|Newly installed drought-tolerant landscaping is part of Grossmont College's outdoor education zone.|
At Grossmont College, water is the focus of its “One Theme-One Campus” project in which instructors and students are exploring many aspects of water, including conservation, from a multidisciplinary approach.
The college has also created four drought-tolerant gardens as part of the campus’ outdoor education zone, recognized by the League for Innovation in the Community College as a 2014 Innovation of the Year. The sustainability project transformed campus landscaping with drought-tolerant native plants, creating outdoor learning labs for biology and Earth Science courses, while conserving water and campus resources.
Cuyamaca College is widely known for its all-encompassing approach to water conservation, from specialized academic programs including ornamental horticulture and water/wastewater technology to an independently operated water conservation garden.
The college is now applying for a baccalaureate program in water utilities management, which would educate students on the complexities of managing water and wastewater systems. The college is hoping to be one of 15 community colleges selected to offer bachelor’s degrees as part of a statewide pilot program.
“No other resource is more vital to the state’s survival and prosperity than its water supply and delivery infrastructure,” Cuyamaca College President Mark J. Zacovic said.
The college district is also taking a new approach to resource conservation by signing
on with Cenergistic, a Dallas-based energy conservation company, in an innovative public/private partnership that guarantees substantial reductions in water use, energy and related costs.

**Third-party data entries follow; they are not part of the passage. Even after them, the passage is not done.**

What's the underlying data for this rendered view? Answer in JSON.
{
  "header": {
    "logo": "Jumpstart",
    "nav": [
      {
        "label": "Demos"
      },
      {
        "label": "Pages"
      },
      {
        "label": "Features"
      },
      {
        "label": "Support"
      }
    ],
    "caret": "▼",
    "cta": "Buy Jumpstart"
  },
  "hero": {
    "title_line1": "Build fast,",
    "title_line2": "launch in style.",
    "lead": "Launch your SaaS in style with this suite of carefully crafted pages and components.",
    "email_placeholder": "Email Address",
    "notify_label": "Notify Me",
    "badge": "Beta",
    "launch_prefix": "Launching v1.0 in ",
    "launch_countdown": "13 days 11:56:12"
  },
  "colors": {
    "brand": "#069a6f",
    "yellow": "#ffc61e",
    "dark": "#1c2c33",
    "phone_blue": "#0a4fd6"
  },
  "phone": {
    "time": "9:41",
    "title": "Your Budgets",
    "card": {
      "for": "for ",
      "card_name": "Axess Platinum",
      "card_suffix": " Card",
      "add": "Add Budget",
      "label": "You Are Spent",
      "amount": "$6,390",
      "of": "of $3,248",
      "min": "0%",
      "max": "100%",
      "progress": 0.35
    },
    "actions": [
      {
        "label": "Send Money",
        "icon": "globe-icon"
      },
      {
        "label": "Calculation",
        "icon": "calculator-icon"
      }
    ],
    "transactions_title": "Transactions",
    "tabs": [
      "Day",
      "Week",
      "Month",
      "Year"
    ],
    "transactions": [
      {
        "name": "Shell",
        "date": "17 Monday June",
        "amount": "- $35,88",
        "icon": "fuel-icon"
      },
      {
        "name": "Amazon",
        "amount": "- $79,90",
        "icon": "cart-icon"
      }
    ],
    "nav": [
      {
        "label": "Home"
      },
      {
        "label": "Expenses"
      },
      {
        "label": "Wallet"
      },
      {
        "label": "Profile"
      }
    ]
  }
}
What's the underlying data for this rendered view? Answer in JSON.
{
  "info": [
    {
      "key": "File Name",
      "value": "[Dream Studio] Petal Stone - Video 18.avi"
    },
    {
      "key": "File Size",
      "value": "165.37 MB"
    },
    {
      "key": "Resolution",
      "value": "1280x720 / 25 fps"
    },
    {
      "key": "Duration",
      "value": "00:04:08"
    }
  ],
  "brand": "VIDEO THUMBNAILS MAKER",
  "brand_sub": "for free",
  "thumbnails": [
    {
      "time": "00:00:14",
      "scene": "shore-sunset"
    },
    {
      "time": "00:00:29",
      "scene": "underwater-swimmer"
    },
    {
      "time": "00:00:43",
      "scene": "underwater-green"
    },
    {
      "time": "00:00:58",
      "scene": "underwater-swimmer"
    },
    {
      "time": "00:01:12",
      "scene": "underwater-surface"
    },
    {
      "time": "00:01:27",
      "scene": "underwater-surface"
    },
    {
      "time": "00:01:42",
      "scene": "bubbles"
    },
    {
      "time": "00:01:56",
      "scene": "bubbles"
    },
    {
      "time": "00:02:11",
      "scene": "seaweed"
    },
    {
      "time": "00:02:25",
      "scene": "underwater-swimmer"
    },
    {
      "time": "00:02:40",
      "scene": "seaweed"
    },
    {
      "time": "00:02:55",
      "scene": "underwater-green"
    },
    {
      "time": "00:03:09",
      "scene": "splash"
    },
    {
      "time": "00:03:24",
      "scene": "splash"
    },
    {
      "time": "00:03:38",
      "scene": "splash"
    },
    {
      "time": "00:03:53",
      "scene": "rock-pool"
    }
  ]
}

Winner of the U.S. Environmental Protection Agency’s Partner of the Year – Sustained Excellence Award in 2011-2015, Cenergistic has helped educational institutions nationwide reduce energy consumption for nearly 30 years.
“We take very seriously our role as stewards of public monies and see this as a tremendous opportunity to cut energy and utility expenses, and at the same time, develop sustainable practices to reduce water use as called for by the governor during this state’s ongoing drought,” said Cindy L. Miles, chancellor of the Grossmont-Cuyamaca Community College District. “This is not a short-term green project, but a comprehensive, rigorous and sustainable energy program to help us save critically endangered resources for years to come.”
The program will be funded by guaranteed utility savings and includes an on-site energy specialist provided and trained by Cenergistic who will be doing detailed analyses, with reports to be issued to the governing board and the district’s budgeting council.
In San Diego County, the district joins MiraCosta College, along with K-12 districts in Carlsbad, Escondido, Fallbrook and Chula Vista, as Cenergistic partners.
Other conservation efforts
The district has been conserving water and energy in other ways including:
- Using Calsense irrigation sensors, which monitor environmental conditions and adjust watering schedules, accordingly.
- Using low-flush and touchless restroom plumbing fixtures.
- Converting irrigated areas to drought-tolerant plants, mulching groundcover and switching to drip irrigation.
- Designing all new construction projects with drought- tolerant xeriscape.
- Upgrading pool equipment at Grossmont College that is expected to lower water consumption by 100,000 gallons per month.
- Installing energy-efficient lighting for parking lots, walkways and classrooms, where 8,000 fluorescent bulbs were replaced with LED lights.
“Thanks to concerted efforts on both college campuses, we have been conservation-conscious for years,” Clark said. “We continue to look for new ways to reduce our water and energy consumption, especially in light of the current statewide water crisis.”
For more information about the Grossmont and Cuyamaca colleges and the district, go to www.gcccd.edu